Complete step-by-step solution:
In the Galilean telescope, the objective lens was convex in nature and the eyepiece was concave (whereas modern telescopes use two convex lenses). Galileo knew that light from an object placed at a distance from a convex lens led to the formation of a real image on the opposite side of the lens.
He also knew that if a concave lens were used, the object would form a virtual image on the same side of the lens where the object was located. If moved at a distance, it appeared larger than the object. After a lot of work and different arrangements to get the proper size for the lenses and proper distance between them, Galileo was able to make it work. Even for the various defects and shortcomings, his telescope remained the most powerful and accurately built telescope for decades to come.

Additional Information:
In the nineteenth century, telescopes were used for groundbreaking work on astrophotography and spectroscopy. Galileo’s initial prototypes for the telescope only magnified up to eight times but he soon refined it to provide twenty times magnification. The main problem with his telescopes was the very narrow field of view, typically about half the width of the Moon. Because of the aforementioned flaws in the design, the images were distorted and out of focus.

Note: Despite the flaws, Galileo’s telescope was still good enough for scientists to explore the sky. It was used to view craters on the Moon, the four largest moons of Jupiter, and the phases of Venus.
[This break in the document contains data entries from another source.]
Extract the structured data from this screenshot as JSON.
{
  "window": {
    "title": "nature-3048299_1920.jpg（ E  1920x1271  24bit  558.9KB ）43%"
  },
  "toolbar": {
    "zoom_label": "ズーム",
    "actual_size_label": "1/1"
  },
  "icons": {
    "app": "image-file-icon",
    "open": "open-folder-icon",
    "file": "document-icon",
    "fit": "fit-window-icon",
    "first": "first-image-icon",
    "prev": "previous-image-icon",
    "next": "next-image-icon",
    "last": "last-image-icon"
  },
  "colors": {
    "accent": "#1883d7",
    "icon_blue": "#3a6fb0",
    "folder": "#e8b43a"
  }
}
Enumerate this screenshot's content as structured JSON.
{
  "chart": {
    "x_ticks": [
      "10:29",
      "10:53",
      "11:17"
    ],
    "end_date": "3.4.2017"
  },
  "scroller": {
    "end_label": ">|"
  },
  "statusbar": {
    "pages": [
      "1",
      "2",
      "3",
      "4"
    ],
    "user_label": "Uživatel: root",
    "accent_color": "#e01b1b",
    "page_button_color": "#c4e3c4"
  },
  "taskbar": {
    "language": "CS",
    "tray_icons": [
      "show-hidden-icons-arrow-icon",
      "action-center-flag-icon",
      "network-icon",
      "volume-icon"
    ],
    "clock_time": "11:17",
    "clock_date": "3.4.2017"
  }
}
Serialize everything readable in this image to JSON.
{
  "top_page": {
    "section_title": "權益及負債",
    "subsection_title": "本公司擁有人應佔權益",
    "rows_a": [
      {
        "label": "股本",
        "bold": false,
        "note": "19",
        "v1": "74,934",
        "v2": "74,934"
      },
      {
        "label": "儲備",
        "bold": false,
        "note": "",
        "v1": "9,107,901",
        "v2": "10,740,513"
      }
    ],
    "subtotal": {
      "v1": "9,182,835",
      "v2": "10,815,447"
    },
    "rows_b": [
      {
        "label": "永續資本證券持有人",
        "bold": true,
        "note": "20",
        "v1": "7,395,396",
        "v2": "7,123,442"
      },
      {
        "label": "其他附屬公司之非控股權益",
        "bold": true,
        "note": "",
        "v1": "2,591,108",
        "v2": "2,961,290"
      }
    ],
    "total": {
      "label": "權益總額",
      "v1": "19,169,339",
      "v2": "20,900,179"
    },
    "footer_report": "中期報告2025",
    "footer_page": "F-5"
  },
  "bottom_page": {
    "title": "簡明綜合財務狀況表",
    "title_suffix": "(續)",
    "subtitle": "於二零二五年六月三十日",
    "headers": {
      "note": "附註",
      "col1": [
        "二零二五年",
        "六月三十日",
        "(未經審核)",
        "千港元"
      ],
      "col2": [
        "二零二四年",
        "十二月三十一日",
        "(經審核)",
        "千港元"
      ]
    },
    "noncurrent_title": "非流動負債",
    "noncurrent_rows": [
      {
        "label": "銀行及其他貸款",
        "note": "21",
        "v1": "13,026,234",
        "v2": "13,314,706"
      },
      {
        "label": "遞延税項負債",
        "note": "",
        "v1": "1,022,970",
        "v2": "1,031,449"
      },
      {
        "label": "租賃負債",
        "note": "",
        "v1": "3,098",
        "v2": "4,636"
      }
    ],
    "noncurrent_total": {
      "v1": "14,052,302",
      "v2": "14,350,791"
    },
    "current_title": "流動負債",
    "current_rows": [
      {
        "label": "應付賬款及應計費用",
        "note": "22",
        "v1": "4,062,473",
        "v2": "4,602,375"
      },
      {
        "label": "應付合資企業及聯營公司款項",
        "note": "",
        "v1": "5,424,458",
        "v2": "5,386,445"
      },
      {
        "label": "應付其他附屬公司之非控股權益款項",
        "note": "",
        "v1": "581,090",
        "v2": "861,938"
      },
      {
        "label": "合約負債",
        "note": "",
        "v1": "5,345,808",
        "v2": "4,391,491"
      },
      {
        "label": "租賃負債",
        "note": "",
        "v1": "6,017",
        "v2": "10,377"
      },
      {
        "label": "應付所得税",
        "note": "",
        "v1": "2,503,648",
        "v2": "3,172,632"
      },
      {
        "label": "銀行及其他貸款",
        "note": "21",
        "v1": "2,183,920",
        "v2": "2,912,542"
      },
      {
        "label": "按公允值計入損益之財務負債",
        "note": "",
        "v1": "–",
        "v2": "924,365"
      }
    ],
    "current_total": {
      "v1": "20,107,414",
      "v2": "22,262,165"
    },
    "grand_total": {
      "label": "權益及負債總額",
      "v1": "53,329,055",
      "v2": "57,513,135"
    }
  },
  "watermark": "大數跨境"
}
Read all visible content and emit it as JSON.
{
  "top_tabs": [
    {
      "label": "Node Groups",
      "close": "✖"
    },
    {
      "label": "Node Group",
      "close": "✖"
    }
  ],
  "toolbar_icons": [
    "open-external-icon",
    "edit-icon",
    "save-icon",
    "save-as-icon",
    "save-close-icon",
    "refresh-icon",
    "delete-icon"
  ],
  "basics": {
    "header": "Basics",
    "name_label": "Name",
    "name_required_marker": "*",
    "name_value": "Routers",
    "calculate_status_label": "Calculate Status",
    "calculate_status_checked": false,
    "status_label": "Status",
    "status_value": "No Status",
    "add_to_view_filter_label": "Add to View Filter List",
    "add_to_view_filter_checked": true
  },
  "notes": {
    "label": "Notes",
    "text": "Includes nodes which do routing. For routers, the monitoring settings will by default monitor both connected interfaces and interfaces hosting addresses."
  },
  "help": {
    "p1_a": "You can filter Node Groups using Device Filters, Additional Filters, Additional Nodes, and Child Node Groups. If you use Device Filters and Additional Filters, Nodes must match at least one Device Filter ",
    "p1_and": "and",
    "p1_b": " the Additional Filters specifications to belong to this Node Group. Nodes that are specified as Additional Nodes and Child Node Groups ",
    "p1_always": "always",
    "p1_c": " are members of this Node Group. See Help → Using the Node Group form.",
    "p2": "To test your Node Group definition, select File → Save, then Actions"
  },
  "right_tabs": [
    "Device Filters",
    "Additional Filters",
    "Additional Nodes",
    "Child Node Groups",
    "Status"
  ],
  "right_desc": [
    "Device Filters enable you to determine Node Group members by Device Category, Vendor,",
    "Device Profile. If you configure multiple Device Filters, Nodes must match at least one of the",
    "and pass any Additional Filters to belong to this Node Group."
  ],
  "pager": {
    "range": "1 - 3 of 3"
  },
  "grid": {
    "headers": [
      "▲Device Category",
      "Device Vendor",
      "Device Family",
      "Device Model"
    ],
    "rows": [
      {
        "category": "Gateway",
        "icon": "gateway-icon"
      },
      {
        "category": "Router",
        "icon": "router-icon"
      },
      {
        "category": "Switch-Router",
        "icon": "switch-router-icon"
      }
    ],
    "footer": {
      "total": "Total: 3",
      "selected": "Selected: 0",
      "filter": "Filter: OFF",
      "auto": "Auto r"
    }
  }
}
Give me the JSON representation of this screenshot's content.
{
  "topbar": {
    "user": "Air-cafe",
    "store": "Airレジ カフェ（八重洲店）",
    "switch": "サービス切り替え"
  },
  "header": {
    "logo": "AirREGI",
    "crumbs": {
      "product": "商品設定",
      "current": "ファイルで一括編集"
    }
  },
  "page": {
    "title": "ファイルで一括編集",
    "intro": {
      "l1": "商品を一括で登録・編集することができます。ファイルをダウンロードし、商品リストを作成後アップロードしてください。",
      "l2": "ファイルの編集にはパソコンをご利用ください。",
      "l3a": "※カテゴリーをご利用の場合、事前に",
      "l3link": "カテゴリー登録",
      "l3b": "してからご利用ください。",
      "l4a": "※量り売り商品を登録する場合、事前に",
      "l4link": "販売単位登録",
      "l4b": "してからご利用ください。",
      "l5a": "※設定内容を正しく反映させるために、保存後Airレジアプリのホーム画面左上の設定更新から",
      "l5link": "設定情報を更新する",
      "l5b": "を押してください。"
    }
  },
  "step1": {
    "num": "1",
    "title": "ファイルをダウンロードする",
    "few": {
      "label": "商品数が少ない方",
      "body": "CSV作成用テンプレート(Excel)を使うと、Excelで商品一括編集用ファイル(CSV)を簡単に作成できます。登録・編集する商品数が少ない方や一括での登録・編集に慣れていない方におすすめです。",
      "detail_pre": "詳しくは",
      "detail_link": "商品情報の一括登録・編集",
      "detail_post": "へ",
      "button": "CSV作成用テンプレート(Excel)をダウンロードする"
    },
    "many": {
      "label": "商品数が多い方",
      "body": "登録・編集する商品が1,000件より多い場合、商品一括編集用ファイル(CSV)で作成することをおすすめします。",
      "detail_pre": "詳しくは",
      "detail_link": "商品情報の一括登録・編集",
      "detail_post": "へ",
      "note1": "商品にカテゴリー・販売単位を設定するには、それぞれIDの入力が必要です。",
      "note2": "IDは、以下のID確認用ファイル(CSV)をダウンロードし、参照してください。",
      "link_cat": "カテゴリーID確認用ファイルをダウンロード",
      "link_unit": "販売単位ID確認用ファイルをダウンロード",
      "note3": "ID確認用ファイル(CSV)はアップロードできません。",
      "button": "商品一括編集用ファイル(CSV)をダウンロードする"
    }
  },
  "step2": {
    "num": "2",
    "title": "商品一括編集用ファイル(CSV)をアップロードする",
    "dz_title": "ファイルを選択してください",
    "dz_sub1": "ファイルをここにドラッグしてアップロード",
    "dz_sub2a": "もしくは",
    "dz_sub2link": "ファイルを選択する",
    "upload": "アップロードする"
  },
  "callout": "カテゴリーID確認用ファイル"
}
Furthermore, with modifications in Galileo’s design, early refractors were used to discover the largest moon of Saturn, Titan, as well as three more of Saturn's moons.